(The input)

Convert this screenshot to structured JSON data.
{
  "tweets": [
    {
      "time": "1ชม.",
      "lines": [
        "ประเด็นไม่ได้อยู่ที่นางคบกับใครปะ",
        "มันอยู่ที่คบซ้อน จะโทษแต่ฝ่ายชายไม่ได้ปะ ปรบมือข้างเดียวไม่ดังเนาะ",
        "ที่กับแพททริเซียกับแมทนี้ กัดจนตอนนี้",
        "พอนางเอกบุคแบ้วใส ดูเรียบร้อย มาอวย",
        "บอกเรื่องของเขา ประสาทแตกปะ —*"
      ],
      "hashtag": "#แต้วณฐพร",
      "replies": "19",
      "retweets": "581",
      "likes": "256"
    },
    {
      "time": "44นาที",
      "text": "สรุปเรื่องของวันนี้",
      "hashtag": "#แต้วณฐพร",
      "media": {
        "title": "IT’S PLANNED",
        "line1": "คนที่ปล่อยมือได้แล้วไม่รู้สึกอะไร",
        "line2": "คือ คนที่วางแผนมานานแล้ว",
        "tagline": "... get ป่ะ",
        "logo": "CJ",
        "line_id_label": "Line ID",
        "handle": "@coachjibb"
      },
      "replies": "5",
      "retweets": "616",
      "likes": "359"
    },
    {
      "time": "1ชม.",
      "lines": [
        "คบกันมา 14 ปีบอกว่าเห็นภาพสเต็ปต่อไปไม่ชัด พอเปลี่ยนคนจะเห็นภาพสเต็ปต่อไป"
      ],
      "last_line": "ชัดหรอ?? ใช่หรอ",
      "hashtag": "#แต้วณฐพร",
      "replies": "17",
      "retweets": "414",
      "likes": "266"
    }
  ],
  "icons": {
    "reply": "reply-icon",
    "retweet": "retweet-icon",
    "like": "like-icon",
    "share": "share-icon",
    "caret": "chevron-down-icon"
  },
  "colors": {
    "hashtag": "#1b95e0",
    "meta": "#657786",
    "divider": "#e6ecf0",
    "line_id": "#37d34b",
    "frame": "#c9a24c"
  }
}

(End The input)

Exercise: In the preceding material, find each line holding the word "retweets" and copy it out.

Problem solution:
      "retweets": "581",
      "retweets": "616",
      "retweets": "414",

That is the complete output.